* GIVEN RECORDS *
====================

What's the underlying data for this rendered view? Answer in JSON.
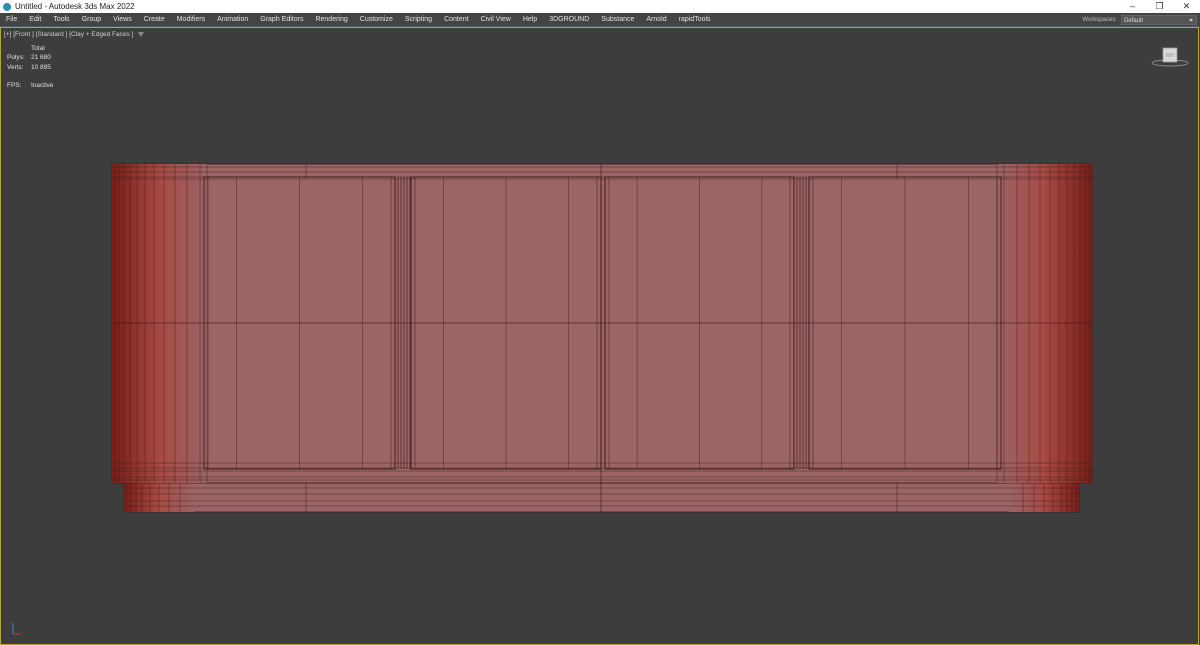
{
  "window": {
    "title": "Untitled - Autodesk 3ds Max 2022",
    "controls": [
      "–",
      "❐",
      "✕"
    ]
  },
  "menu": [
    "File",
    "Edit",
    "Tools",
    "Group",
    "Views",
    "Create",
    "Modifiers",
    "Animation",
    "Graph Editors",
    "Rendering",
    "Customize",
    "Scripting",
    "Content",
    "Civil View",
    "Help",
    "3DGROUND",
    "Substance",
    "Arnold",
    "rapidTools"
  ],
  "workspace": {
    "label": "Workspaces:",
    "value": "Default"
  },
  "viewport": {
    "label": "[+] [Front ] [Standard ] [Clay + Edged Faces ]",
    "stats": {
      "header": "Total",
      "polys_label": "Polys:",
      "polys": "21 680",
      "verts_label": "Verts:",
      "verts": "10 895",
      "fps_label": "FPS:",
      "fps": "Inactive"
    },
    "border_color": "#b8a52e",
    "model_color": "#9b6466",
    "edge_color": "#3a1a1a"
  }
}
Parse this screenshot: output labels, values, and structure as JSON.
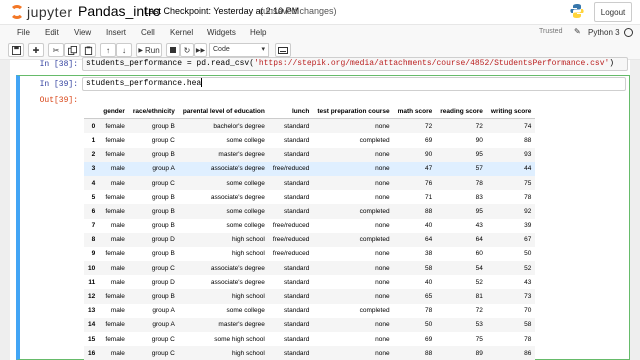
{
  "header": {
    "logo_text": "jupyter",
    "notebook_name": "Pandas_intro",
    "checkpoint": "Last Checkpoint: Yesterday at 2:10 PM",
    "unsaved": "(unsaved changes)",
    "logout": "Logout"
  },
  "menu": {
    "items": [
      "File",
      "Edit",
      "View",
      "Insert",
      "Cell",
      "Kernel",
      "Widgets",
      "Help"
    ],
    "trusted": "Trusted",
    "kernel": "Python 3"
  },
  "toolbar": {
    "save_icon": "floppy-icon",
    "add_icon": "plus-icon",
    "cut_icon": "scissors-icon",
    "copy_icon": "copy-icon",
    "paste_icon": "clipboard-icon",
    "up_icon": "arrow-up-icon",
    "down_icon": "arrow-down-icon",
    "run_label": "Run",
    "stop_icon": "stop-icon",
    "restart_icon": "restart-icon",
    "fastforward_icon": "fast-forward-icon",
    "cell_type": "Code",
    "keyboard_icon": "keyboard-icon"
  },
  "cells": {
    "c38": {
      "prompt": "In [38]:",
      "code_var": "students_performance = pd.read_csv(",
      "code_str": "'https://stepik.org/media/attachments/course/4852/StudentsPerformance.csv'",
      "code_end": ")"
    },
    "c39": {
      "prompt": "In [39]:",
      "code": "students_performance.hea",
      "out_prompt": "Out[39]:"
    }
  },
  "table": {
    "columns": [
      "",
      "gender",
      "race/ethnicity",
      "parental level of education",
      "lunch",
      "test preparation course",
      "math score",
      "reading score",
      "writing score"
    ],
    "rows": [
      [
        "0",
        "female",
        "group B",
        "bachelor's degree",
        "standard",
        "none",
        "72",
        "72",
        "74"
      ],
      [
        "1",
        "female",
        "group C",
        "some college",
        "standard",
        "completed",
        "69",
        "90",
        "88"
      ],
      [
        "2",
        "female",
        "group B",
        "master's degree",
        "standard",
        "none",
        "90",
        "95",
        "93"
      ],
      [
        "3",
        "male",
        "group A",
        "associate's degree",
        "free/reduced",
        "none",
        "47",
        "57",
        "44"
      ],
      [
        "4",
        "male",
        "group C",
        "some college",
        "standard",
        "none",
        "76",
        "78",
        "75"
      ],
      [
        "5",
        "female",
        "group B",
        "associate's degree",
        "standard",
        "none",
        "71",
        "83",
        "78"
      ],
      [
        "6",
        "female",
        "group B",
        "some college",
        "standard",
        "completed",
        "88",
        "95",
        "92"
      ],
      [
        "7",
        "male",
        "group B",
        "some college",
        "free/reduced",
        "none",
        "40",
        "43",
        "39"
      ],
      [
        "8",
        "male",
        "group D",
        "high school",
        "free/reduced",
        "completed",
        "64",
        "64",
        "67"
      ],
      [
        "9",
        "female",
        "group B",
        "high school",
        "free/reduced",
        "none",
        "38",
        "60",
        "50"
      ],
      [
        "10",
        "male",
        "group C",
        "associate's degree",
        "standard",
        "none",
        "58",
        "54",
        "52"
      ],
      [
        "11",
        "male",
        "group D",
        "associate's degree",
        "standard",
        "none",
        "40",
        "52",
        "43"
      ],
      [
        "12",
        "female",
        "group B",
        "high school",
        "standard",
        "none",
        "65",
        "81",
        "73"
      ],
      [
        "13",
        "male",
        "group A",
        "some college",
        "standard",
        "completed",
        "78",
        "72",
        "70"
      ],
      [
        "14",
        "female",
        "group A",
        "master's degree",
        "standard",
        "none",
        "50",
        "53",
        "58"
      ],
      [
        "15",
        "female",
        "group C",
        "some high school",
        "standard",
        "none",
        "69",
        "75",
        "78"
      ],
      [
        "16",
        "male",
        "group C",
        "high school",
        "standard",
        "none",
        "88",
        "89",
        "86"
      ]
    ],
    "highlighted_row": 3
  }
}
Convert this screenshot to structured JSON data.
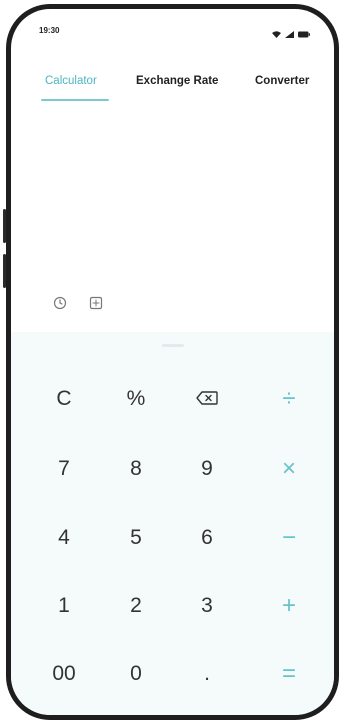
{
  "status_bar": {
    "time": "19:30",
    "icons": [
      "wifi-icon",
      "cellular-signal-icon",
      "battery-icon"
    ]
  },
  "tabs": [
    {
      "label": "Calculator",
      "active": true
    },
    {
      "label": "Exchange Rate",
      "active": false
    },
    {
      "label": "Converter",
      "active": false
    }
  ],
  "tools": [
    "history-icon",
    "scientific-mode-icon"
  ],
  "keypad": {
    "rows": [
      [
        "C",
        "%",
        "backspace-icon",
        "÷"
      ],
      [
        "7",
        "8",
        "9",
        "×"
      ],
      [
        "4",
        "5",
        "6",
        "−"
      ],
      [
        "1",
        "2",
        "3",
        "+"
      ],
      [
        "00",
        "0",
        ".",
        "="
      ]
    ]
  },
  "colors": {
    "accent": "#4cb5bf",
    "operator": "#66c3cc",
    "keypad_bg": "#f5fafb",
    "frame": "#1e1e1e"
  }
}
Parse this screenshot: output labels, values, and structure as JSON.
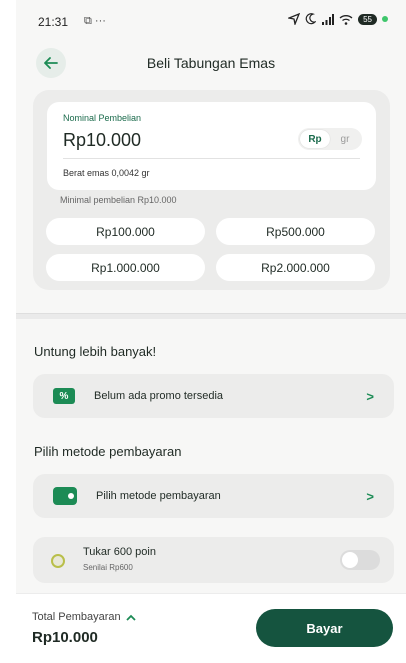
{
  "status_bar": {
    "time": "21:31",
    "extra": "⧉ ···",
    "battery": "55"
  },
  "header": {
    "title": "Beli Tabungan Emas"
  },
  "amount": {
    "label": "Nominal Pembelian",
    "value": "Rp10.000",
    "unit_options": [
      "Rp",
      "gr"
    ],
    "unit_selected": "Rp",
    "gold_weight": "Berat emas 0,0042 gr",
    "minimum": "Minimal pembelian Rp10.000",
    "presets": [
      "Rp100.000",
      "Rp500.000",
      "Rp1.000.000",
      "Rp2.000.000"
    ]
  },
  "promo": {
    "section_title": "Untung lebih banyak!",
    "label": "Belum ada promo tersedia",
    "icon": "percent-ticket-icon"
  },
  "payment": {
    "section_title": "Pilih metode pembayaran",
    "label": "Pilih metode pembayaran",
    "icon": "wallet-icon"
  },
  "points": {
    "title": "Tukar 600 poin",
    "subtitle": "Senilai Rp600",
    "enabled": false
  },
  "footer": {
    "total_label": "Total Pembayaran",
    "total_value": "Rp10.000",
    "pay_label": "Bayar"
  },
  "colors": {
    "accent": "#1c8b55",
    "primary_button": "#15543f"
  }
}
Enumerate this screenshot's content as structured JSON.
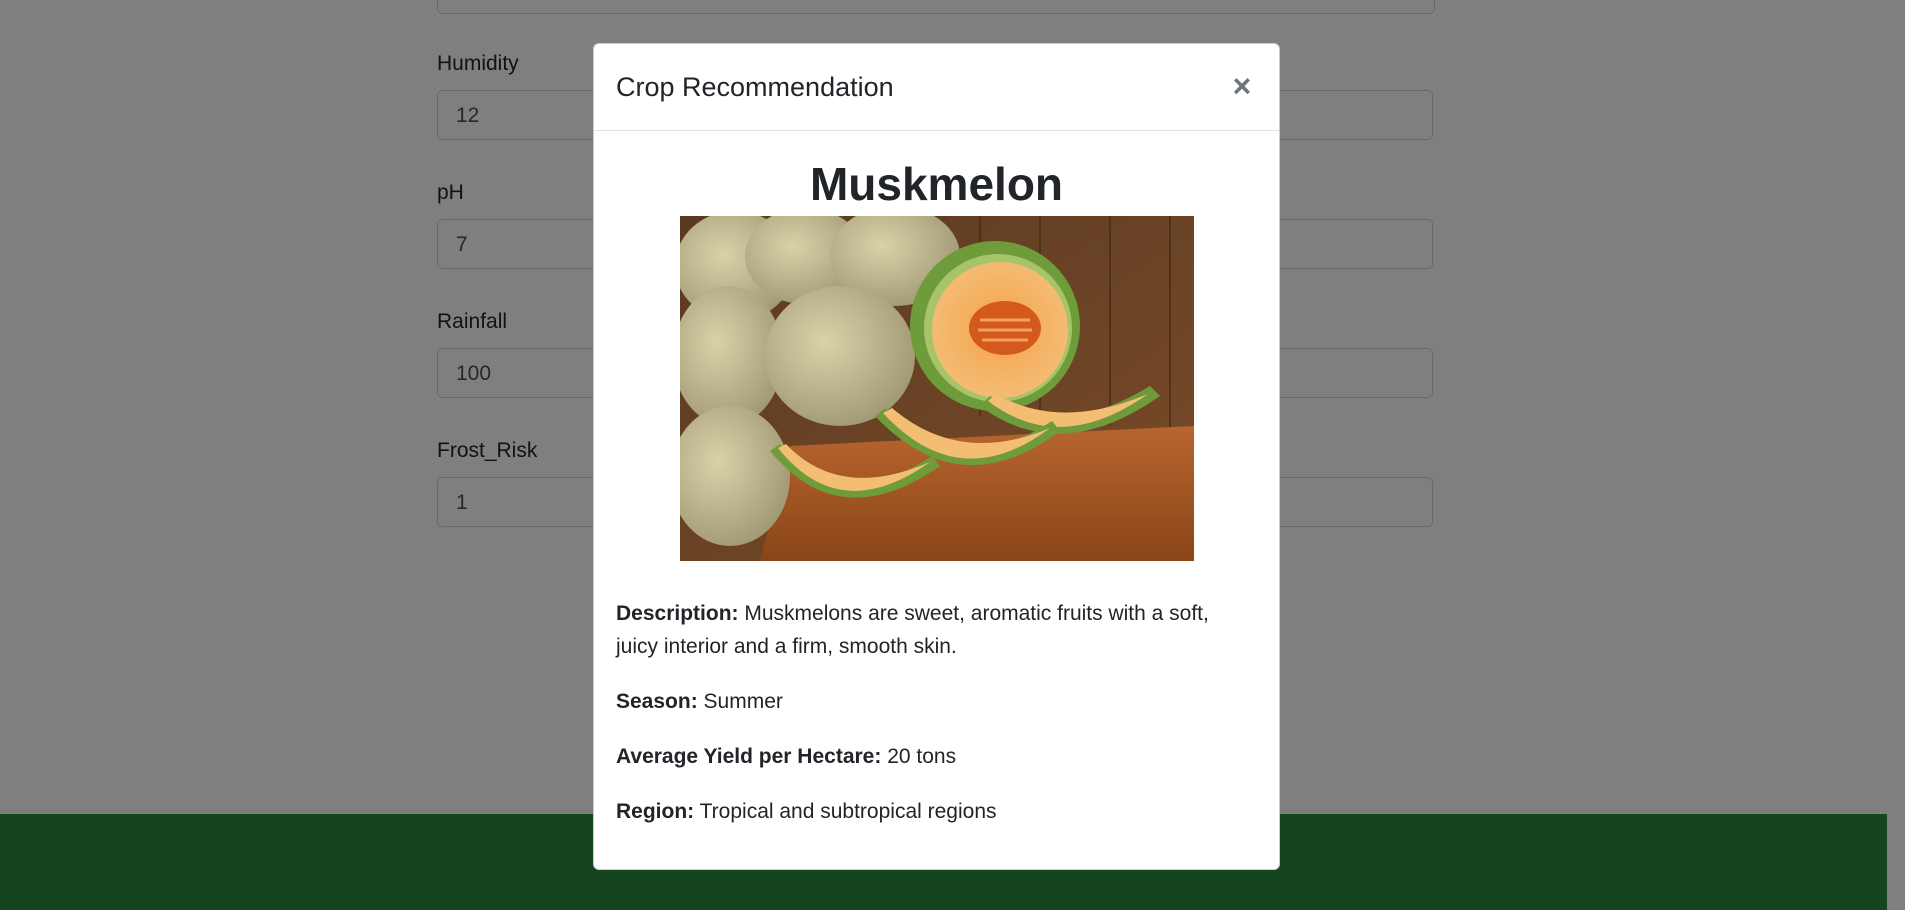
{
  "form": {
    "fields": [
      {
        "label": "Humidity",
        "value": "12"
      },
      {
        "label": "pH",
        "value": "7"
      },
      {
        "label": "Rainfall",
        "value": "100"
      },
      {
        "label": "Frost_Risk",
        "value": "1"
      }
    ]
  },
  "modal": {
    "title": "Crop Recommendation",
    "close_symbol": "×",
    "crop_name": "Muskmelon",
    "description_label": "Description:",
    "description_text": "Muskmelons are sweet, aromatic fruits with a soft, juicy interior and a firm, smooth skin.",
    "season_label": "Season:",
    "season_value": "Summer",
    "yield_label": "Average Yield per Hectare:",
    "yield_value": "20 tons",
    "region_label": "Region:",
    "region_value": "Tropical and subtropical regions"
  },
  "colors": {
    "footer": "#2b8a3e",
    "backdrop": "rgba(0,0,0,0.5)"
  }
}
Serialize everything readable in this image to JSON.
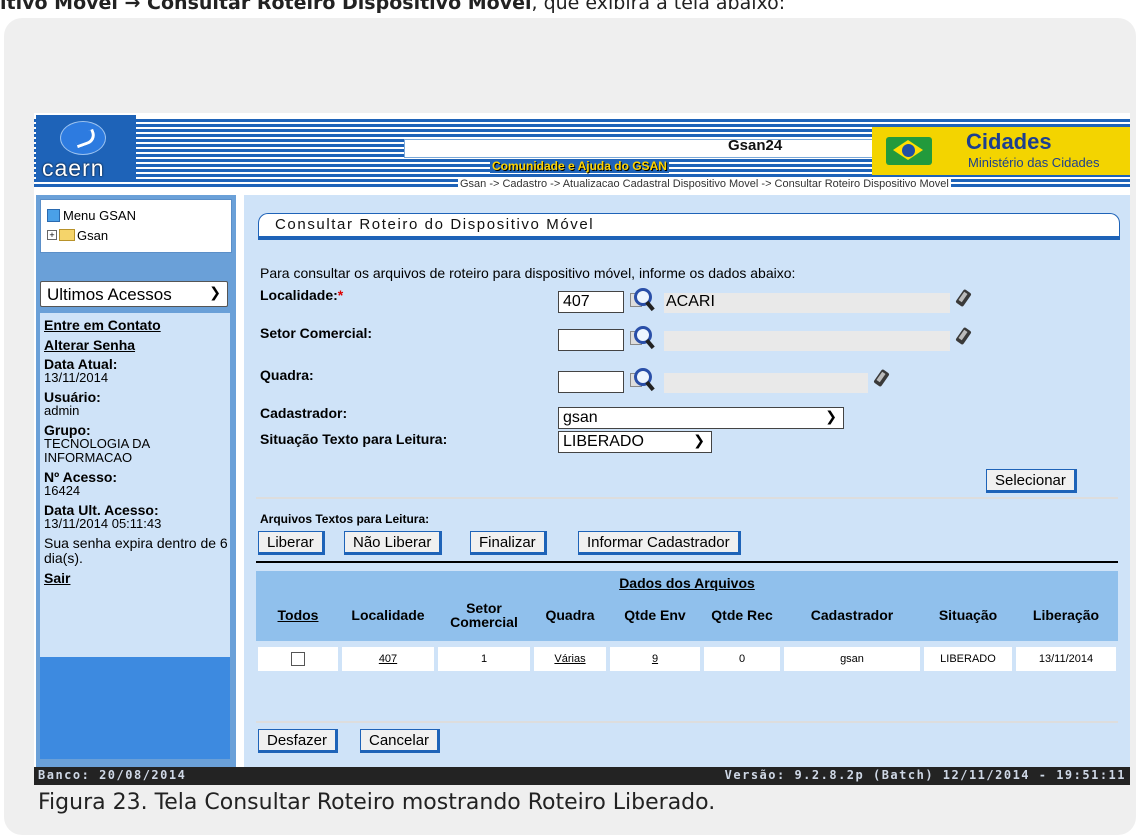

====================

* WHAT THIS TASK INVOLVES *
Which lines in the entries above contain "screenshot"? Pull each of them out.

* ANSWER BOX *
Parse this screenshot: output labels, values, and structure as JSON.
Convert this screenshot to structured JSON data.
Parse this screenshot: output labels, values, and structure as JSON.
Enumerate this screenshot's content as structured JSON.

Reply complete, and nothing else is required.